British Prime Minister Boris Johnson faces a showdown in Parliament as MPs, including members of his own party, aim to take control of the agenda to stop a no-deal Brexit, while the chance of a snap election to resolve a three-year deadlock over Brexit appears to increase. Rebel and opposition MPs aim to seize control of the parliamentary agenda and introduce a bill to prevent the United Kingdom from crashing out of the European Union on 31 October without a divorce agreement – what has widely become to be known as ‘no-deal Brexit’.

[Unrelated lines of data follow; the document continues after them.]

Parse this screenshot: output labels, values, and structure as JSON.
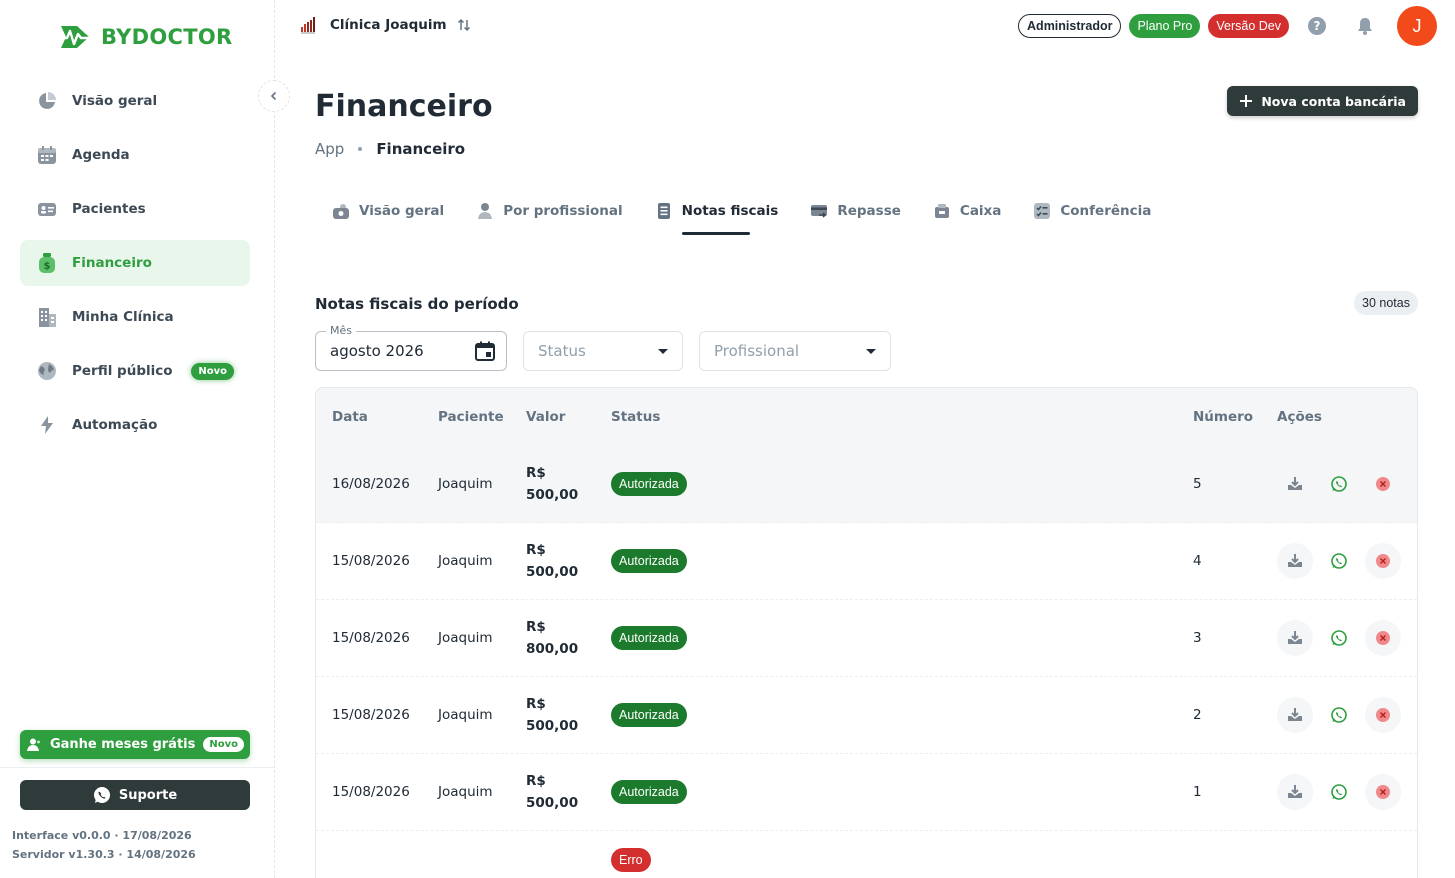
{
  "brand": {
    "name": "BYDOCTOR",
    "color": "#2e9e3f"
  },
  "sidebar": {
    "items": [
      {
        "label": "Visão geral",
        "icon": "pie-chart-icon",
        "active": false
      },
      {
        "label": "Agenda",
        "icon": "calendar-icon",
        "active": false
      },
      {
        "label": "Pacientes",
        "icon": "id-card-icon",
        "active": false
      },
      {
        "label": "Financeiro",
        "icon": "money-bag-icon",
        "active": true
      },
      {
        "label": "Minha Clínica",
        "icon": "building-icon",
        "active": false
      },
      {
        "label": "Perfil público",
        "icon": "globe-icon",
        "active": false,
        "badge": "Novo"
      },
      {
        "label": "Automação",
        "icon": "lightning-icon",
        "active": false
      }
    ],
    "gift_button": {
      "label": "Ganhe meses grátis",
      "badge": "Novo"
    },
    "support_button": {
      "label": "Suporte"
    },
    "interface_version": "Interface v0.0.0 · 17/08/2026",
    "server_version": "Servidor v1.30.3 · 14/08/2026"
  },
  "header": {
    "clinic_name": "Clínica Joaquim",
    "role_badge": "Administrador",
    "plan_badge": "Plano Pro",
    "version_badge": "Versão Dev",
    "avatar_letter": "J"
  },
  "page": {
    "title": "Financeiro",
    "breadcrumb": [
      "App",
      "Financeiro"
    ],
    "new_account_button": "Nova conta bancária"
  },
  "tabs": [
    {
      "label": "Visão geral",
      "icon": "wallet-icon",
      "active": false
    },
    {
      "label": "Por profissional",
      "icon": "user-icon",
      "active": false
    },
    {
      "label": "Notas fiscais",
      "icon": "receipt-icon",
      "active": true
    },
    {
      "label": "Repasse",
      "icon": "transfer-icon",
      "active": false
    },
    {
      "label": "Caixa",
      "icon": "cash-register-icon",
      "active": false
    },
    {
      "label": "Conferência",
      "icon": "checklist-icon",
      "active": false
    }
  ],
  "section": {
    "title": "Notas fiscais do período",
    "count": "30 notas"
  },
  "filters": {
    "month_label": "Mês",
    "month_value": "agosto 2026",
    "status_placeholder": "Status",
    "professional_placeholder": "Profissional"
  },
  "table": {
    "headers": {
      "date": "Data",
      "patient": "Paciente",
      "value": "Valor",
      "status": "Status",
      "number": "Número",
      "actions": "Ações"
    },
    "rows": [
      {
        "date": "16/08/2026",
        "patient": "Joaquim",
        "currency": "R$",
        "amount": "500,00",
        "status": "Autorizada",
        "number": "5"
      },
      {
        "date": "15/08/2026",
        "patient": "Joaquim",
        "currency": "R$",
        "amount": "500,00",
        "status": "Autorizada",
        "number": "4"
      },
      {
        "date": "15/08/2026",
        "patient": "Joaquim",
        "currency": "R$",
        "amount": "800,00",
        "status": "Autorizada",
        "number": "3"
      },
      {
        "date": "15/08/2026",
        "patient": "Joaquim",
        "currency": "R$",
        "amount": "500,00",
        "status": "Autorizada",
        "number": "2"
      },
      {
        "date": "15/08/2026",
        "patient": "Joaquim",
        "currency": "R$",
        "amount": "500,00",
        "status": "Autorizada",
        "number": "1"
      }
    ],
    "partial_row_status": "Erro"
  }
}
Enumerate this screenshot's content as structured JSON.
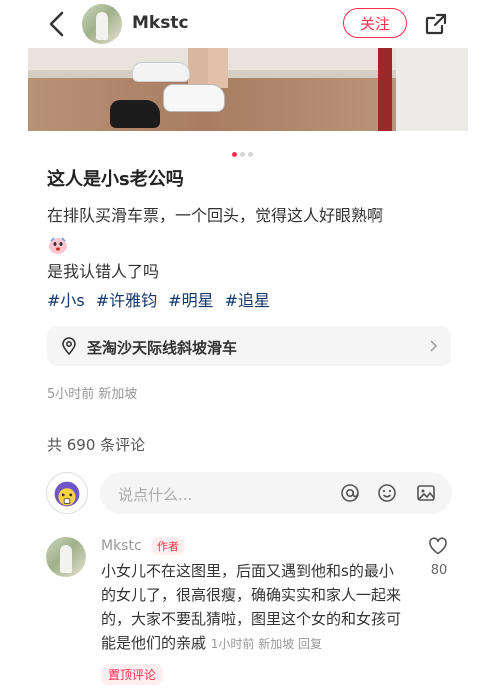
{
  "header": {
    "username": "Mkstc",
    "follow_label": "关注"
  },
  "carousel": {
    "total": 3,
    "active": 1
  },
  "post": {
    "title": "这人是小s老公吗",
    "line1": "在排队买滑车票，一个回头，觉得这人好眼熟啊",
    "line2": "是我认错人了吗",
    "tags": [
      "#小s",
      "#许雅钧",
      "#明星",
      "#追星"
    ],
    "location": "圣淘沙天际线斜坡滑车",
    "meta": "5小时前 新加坡"
  },
  "comments": {
    "count_text": "共 690 条评论",
    "input_placeholder": "说点什么...",
    "items": [
      {
        "name": "Mkstc",
        "badge": "作者",
        "text": "小女儿不在这图里，后面又遇到他和s的最小的女儿了，很高很瘦，确确实实和家人一起来的，大家不要乱猜啦，图里这个女的和女孩可能是他们的亲戚",
        "meta": "1小时前 新加坡 回复",
        "likes": "80",
        "pinned_label": "置顶评论"
      }
    ]
  },
  "colors": {
    "accent": "#ff2e4d",
    "tag": "#13386c"
  },
  "icons": [
    "back-arrow-icon",
    "share-icon",
    "location-pin-icon",
    "chevron-right-icon",
    "at-icon",
    "emoji-icon",
    "image-icon",
    "heart-icon"
  ]
}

“I think there will be enough people to get this over the line,” Phillip Hammond, a former finance minister and a member of Johnson’s ruling Conservative Party, told the media, adding that “I think there’s a group of Conservatives who feel very strongly that now is a time where we have to put the national interest ahead of any threats to us personally or to our careers.” The bill will force the PM to ask for Brexit to be delayed until 31 January 2020, unless legislators had approved a new deal, or voted in favor of a no-deal exit by 19 October. There is, however, a growing sense in London that if the bill passes, Johnson may call a snap election for 14 October.

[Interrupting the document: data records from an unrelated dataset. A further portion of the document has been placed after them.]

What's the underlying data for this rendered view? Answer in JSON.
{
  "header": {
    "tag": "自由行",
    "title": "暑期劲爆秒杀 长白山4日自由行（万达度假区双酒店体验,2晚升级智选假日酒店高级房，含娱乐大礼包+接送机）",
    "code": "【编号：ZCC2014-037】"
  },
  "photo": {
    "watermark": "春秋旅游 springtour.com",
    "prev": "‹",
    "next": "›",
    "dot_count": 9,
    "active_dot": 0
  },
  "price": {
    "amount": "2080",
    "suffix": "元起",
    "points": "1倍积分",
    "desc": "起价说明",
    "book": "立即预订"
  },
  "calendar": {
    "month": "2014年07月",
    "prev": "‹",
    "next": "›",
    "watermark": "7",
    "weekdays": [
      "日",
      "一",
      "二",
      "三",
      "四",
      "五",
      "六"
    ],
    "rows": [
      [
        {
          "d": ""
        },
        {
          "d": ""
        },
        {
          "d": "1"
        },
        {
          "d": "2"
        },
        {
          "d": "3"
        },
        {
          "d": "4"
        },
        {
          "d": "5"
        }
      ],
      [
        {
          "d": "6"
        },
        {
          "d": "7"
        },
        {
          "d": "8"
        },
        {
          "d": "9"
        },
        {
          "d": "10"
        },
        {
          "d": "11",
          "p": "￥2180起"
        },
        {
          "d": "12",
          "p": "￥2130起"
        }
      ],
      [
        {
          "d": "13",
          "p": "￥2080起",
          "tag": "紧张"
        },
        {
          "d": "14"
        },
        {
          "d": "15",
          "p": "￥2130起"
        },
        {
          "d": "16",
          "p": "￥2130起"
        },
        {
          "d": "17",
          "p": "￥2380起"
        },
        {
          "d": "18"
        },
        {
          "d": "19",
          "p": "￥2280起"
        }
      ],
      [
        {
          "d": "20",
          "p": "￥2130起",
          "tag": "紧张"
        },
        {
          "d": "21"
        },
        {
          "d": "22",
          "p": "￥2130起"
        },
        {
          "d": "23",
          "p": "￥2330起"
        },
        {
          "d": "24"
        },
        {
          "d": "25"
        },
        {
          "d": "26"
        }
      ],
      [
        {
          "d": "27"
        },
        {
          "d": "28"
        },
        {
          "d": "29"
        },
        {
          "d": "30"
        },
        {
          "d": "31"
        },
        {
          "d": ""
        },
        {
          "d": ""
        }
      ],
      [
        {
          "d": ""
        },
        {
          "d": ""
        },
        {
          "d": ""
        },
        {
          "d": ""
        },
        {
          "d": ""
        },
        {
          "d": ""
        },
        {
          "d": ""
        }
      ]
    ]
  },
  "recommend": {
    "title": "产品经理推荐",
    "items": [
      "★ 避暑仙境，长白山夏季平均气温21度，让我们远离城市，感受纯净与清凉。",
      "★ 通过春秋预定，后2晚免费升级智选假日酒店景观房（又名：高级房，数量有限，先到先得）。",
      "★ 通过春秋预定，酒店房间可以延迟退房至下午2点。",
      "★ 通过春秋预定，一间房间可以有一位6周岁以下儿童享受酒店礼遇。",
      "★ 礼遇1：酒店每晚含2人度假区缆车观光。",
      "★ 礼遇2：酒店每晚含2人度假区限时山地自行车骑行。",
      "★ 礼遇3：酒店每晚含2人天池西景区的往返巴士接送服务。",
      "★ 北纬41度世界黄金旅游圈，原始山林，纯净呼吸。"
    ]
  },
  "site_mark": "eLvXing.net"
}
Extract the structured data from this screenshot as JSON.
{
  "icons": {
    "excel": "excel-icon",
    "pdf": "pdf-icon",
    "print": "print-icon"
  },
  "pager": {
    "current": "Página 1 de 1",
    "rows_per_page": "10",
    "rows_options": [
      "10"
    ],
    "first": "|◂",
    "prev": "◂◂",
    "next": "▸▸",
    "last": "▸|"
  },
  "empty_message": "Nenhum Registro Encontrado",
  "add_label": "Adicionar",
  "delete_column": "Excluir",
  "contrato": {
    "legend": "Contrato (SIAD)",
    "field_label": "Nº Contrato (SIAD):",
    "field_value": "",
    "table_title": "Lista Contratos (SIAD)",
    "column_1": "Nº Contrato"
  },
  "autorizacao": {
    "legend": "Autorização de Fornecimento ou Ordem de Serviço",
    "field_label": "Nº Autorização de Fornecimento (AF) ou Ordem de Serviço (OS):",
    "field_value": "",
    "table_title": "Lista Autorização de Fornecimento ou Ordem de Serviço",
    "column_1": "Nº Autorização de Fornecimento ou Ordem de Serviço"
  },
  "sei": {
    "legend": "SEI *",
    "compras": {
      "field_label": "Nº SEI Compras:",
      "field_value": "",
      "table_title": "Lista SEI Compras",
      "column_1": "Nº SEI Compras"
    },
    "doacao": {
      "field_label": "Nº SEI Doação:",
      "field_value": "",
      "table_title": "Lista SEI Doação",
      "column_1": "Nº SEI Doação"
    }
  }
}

Although Johnson’s government has been recently putting lots of pressure on conservative MPs, including threats they will be kicked out of the party, there are reportedly still sufficient numbers who worry that a no-deal Brexit would be catastrophic for the country and who are thus prepared to vote against their own government. However, those MPs opposed to a no-deal Brexit are running out of time, as Johnson has controversially decided to suspend parliament next week for more than a month, in a move some critics have called a ‘coup’.